▶ **Assignment**
Restate the records word for word. Include no pictures.

▶ **Input data**
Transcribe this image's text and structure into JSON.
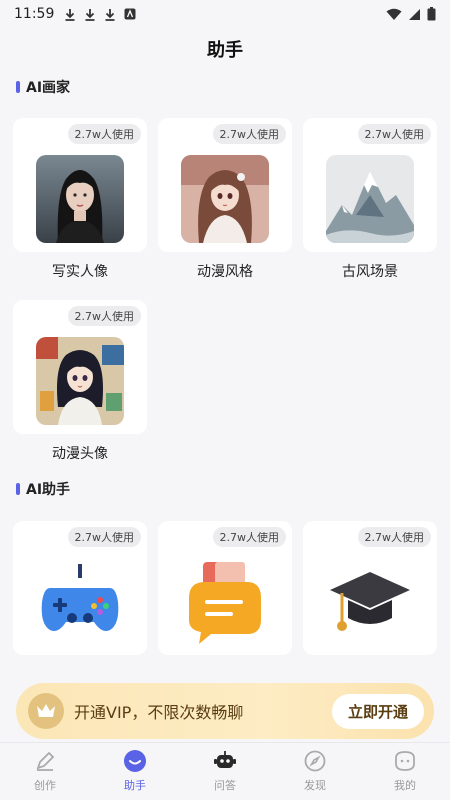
{
  "status_bar": {
    "time": "11:59"
  },
  "page": {
    "title": "助手"
  },
  "sections": {
    "painter": {
      "title": "AI画家"
    },
    "assistant": {
      "title": "AI助手"
    }
  },
  "painter_cards": [
    {
      "badge": "2.7w人使用",
      "label": "写实人像",
      "image": "realistic-portrait-image"
    },
    {
      "badge": "2.7w人使用",
      "label": "动漫风格",
      "image": "anime-style-image"
    },
    {
      "badge": "2.7w人使用",
      "label": "古风场景",
      "image": "ancient-landscape-image"
    },
    {
      "badge": "2.7w人使用",
      "label": "动漫头像",
      "image": "anime-avatar-image"
    }
  ],
  "assistant_cards": [
    {
      "badge": "2.7w人使用",
      "icon": "gamepad-icon"
    },
    {
      "badge": "2.7w人使用",
      "icon": "book-chat-icon"
    },
    {
      "badge": "2.7w人使用",
      "icon": "graduation-cap-icon"
    }
  ],
  "vip_banner": {
    "text": "开通VIP，不限次数畅聊",
    "button": "立即开通",
    "icon": "crown-icon"
  },
  "tabbar": [
    {
      "label": "创作",
      "icon": "pencil-icon",
      "active": false
    },
    {
      "label": "助手",
      "icon": "smile-icon",
      "active": true
    },
    {
      "label": "问答",
      "icon": "robot-icon",
      "active": false
    },
    {
      "label": "发现",
      "icon": "compass-icon",
      "active": false
    },
    {
      "label": "我的",
      "icon": "face-icon",
      "active": false
    }
  ],
  "colors": {
    "accent": "#5a63e6",
    "vip_gold": "#e3c27f",
    "background": "#f6f6f8"
  }
}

▶ **Exercise solution**
Transcribe this image's text and structure into JSON.
{
  "status_bar": {
    "time": "11:59"
  },
  "page": {
    "title": "助手"
  },
  "sections": {
    "painter": {
      "title": "AI画家"
    },
    "assistant": {
      "title": "AI助手"
    }
  },
  "painter_cards": [
    {
      "badge": "2.7w人使用",
      "label": "写实人像",
      "image": "realistic-portrait-image"
    },
    {
      "badge": "2.7w人使用",
      "label": "动漫风格",
      "image": "anime-style-image"
    },
    {
      "badge": "2.7w人使用",
      "label": "古风场景",
      "image": "ancient-landscape-image"
    },
    {
      "badge": "2.7w人使用",
      "label": "动漫头像",
      "image": "anime-avatar-image"
    }
  ],
  "assistant_cards": [
    {
      "badge": "2.7w人使用",
      "icon": "gamepad-icon"
    },
    {
      "badge": "2.7w人使用",
      "icon": "book-chat-icon"
    },
    {
      "badge": "2.7w人使用",
      "icon": "graduation-cap-icon"
    }
  ],
  "vip_banner": {
    "text": "开通VIP，不限次数畅聊",
    "button": "立即开通",
    "icon": "crown-icon"
  },
  "tabbar": [
    {
      "label": "创作",
      "icon": "pencil-icon",
      "active": false
    },
    {
      "label": "助手",
      "icon": "smile-icon",
      "active": true
    },
    {
      "label": "问答",
      "icon": "robot-icon",
      "active": false
    },
    {
      "label": "发现",
      "icon": "compass-icon",
      "active": false
    },
    {
      "label": "我的",
      "icon": "face-icon",
      "active": false
    }
  ],
  "colors": {
    "accent": "#5a63e6",
    "vip_gold": "#e3c27f",
    "background": "#f6f6f8"
  }
}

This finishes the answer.